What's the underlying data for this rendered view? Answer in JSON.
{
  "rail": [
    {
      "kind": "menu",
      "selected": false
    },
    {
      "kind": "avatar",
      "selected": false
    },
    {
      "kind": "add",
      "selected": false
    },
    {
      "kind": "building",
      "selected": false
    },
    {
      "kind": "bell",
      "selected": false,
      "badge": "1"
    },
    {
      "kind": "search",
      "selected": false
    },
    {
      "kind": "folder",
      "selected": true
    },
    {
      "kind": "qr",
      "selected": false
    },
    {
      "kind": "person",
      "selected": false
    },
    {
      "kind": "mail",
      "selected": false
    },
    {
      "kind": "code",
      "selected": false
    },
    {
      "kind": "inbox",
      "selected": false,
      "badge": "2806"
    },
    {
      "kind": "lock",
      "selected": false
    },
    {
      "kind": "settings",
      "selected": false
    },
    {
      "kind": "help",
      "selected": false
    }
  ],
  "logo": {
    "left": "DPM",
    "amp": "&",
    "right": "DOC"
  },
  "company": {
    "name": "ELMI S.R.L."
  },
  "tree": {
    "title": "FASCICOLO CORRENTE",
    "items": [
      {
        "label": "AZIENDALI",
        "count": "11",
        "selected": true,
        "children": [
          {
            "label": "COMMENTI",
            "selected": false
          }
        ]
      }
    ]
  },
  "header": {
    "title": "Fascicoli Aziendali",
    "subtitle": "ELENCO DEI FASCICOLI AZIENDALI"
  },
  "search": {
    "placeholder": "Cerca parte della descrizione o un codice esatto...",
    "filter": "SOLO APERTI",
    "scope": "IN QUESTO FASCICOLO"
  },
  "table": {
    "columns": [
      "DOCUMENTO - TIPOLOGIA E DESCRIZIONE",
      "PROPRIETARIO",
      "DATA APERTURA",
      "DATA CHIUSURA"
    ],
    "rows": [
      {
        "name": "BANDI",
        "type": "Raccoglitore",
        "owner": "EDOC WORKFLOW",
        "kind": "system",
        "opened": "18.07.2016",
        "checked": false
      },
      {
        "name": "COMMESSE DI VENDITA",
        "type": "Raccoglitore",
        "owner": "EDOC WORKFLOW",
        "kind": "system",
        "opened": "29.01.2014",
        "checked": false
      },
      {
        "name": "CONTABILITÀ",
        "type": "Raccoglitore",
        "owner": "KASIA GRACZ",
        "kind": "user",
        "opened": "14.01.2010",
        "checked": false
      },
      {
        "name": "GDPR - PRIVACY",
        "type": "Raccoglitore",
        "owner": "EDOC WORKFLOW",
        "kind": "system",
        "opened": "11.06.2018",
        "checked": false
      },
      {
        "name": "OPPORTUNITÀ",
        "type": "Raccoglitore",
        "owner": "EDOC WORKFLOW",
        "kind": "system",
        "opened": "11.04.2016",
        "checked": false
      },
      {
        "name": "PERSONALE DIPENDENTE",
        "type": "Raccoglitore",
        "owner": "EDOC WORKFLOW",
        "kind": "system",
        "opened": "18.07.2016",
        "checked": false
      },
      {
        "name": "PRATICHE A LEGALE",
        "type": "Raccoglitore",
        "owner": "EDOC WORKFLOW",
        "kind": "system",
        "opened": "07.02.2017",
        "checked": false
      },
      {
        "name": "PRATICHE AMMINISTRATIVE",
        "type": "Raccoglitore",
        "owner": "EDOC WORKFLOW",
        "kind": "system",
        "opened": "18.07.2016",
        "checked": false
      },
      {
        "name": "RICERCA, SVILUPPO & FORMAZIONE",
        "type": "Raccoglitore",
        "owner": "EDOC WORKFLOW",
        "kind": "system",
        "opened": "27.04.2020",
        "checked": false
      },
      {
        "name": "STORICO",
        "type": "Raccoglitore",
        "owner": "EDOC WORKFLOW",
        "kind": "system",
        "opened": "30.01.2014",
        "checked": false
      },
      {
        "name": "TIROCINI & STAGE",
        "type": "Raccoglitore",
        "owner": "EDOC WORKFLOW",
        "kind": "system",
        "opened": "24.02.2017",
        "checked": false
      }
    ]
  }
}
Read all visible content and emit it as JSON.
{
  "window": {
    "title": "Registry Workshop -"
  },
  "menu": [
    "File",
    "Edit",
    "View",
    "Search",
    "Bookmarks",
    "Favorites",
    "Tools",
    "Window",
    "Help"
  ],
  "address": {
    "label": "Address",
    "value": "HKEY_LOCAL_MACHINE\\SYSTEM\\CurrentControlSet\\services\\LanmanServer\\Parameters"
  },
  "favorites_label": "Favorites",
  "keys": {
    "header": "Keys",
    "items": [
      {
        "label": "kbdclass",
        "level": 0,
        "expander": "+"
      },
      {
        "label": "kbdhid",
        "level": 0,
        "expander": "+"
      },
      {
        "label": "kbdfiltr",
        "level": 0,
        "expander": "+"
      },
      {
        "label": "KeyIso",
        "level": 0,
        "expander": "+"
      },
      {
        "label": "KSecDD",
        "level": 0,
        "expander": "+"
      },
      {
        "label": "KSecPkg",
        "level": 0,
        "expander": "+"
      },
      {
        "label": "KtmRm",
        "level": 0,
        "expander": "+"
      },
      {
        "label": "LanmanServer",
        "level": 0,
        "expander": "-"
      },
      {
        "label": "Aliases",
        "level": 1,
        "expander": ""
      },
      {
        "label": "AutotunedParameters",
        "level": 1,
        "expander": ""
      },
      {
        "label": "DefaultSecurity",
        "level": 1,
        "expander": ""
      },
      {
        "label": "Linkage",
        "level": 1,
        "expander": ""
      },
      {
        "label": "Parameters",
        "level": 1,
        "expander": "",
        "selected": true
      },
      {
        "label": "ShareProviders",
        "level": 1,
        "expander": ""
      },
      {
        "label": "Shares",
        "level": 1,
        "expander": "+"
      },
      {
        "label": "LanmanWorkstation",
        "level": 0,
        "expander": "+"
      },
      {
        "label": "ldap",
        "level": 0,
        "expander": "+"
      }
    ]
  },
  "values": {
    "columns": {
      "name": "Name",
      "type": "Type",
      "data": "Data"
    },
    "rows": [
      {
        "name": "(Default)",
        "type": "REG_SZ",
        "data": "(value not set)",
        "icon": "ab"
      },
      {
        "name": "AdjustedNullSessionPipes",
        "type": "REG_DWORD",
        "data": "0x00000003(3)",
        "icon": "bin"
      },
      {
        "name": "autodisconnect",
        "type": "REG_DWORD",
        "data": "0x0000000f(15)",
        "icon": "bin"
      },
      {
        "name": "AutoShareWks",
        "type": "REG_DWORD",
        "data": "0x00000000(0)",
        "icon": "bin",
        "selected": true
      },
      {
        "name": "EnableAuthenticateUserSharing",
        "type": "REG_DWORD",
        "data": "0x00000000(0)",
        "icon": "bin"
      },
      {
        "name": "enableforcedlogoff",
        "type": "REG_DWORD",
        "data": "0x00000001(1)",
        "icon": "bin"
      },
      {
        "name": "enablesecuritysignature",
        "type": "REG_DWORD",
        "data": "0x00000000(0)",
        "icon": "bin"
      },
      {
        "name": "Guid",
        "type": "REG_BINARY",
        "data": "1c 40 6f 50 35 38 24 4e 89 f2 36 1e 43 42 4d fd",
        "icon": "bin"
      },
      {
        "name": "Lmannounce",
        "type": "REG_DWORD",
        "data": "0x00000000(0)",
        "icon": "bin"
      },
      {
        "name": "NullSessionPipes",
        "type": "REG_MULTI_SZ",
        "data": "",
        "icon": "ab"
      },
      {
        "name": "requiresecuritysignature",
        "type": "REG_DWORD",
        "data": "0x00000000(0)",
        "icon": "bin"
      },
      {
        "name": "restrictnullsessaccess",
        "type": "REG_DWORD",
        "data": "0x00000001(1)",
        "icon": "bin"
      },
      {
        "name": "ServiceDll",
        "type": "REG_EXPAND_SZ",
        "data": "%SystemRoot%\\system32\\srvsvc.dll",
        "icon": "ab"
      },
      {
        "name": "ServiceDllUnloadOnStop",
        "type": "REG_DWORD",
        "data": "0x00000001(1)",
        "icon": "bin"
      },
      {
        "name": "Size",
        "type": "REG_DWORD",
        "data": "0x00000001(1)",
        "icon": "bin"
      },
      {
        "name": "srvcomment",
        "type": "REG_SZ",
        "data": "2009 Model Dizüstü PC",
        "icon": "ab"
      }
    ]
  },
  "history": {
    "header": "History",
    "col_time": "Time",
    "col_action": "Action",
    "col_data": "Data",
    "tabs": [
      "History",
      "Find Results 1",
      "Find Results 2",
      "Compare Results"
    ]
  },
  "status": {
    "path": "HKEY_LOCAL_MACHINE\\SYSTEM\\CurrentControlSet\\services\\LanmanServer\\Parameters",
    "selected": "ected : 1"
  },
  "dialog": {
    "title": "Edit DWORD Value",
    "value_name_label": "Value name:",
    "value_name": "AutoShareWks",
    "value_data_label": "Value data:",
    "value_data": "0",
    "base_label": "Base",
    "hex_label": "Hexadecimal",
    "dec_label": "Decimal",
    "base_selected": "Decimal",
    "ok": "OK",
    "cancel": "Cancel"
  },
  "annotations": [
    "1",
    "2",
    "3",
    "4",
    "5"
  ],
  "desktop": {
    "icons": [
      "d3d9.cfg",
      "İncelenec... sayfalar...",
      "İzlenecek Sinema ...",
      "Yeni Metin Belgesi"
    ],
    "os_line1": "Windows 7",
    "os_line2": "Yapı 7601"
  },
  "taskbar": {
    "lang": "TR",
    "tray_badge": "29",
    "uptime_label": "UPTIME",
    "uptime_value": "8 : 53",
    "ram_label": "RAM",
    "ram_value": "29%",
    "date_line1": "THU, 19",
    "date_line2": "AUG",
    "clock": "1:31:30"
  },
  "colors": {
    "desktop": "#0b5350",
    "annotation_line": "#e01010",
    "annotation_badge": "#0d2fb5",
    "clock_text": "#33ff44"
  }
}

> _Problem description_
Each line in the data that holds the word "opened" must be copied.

> _Result of the task_
        "opened": "18.07.2016",
        "opened": "29.01.2014",
        "opened": "14.01.2010",
        "opened": "11.06.2018",
        "opened": "11.04.2016",
        "opened": "18.07.2016",
        "opened": "07.02.2017",
        "opened": "18.07.2016",
        "opened": "27.04.2020",
        "opened": "30.01.2014",
        "opened": "24.02.2017",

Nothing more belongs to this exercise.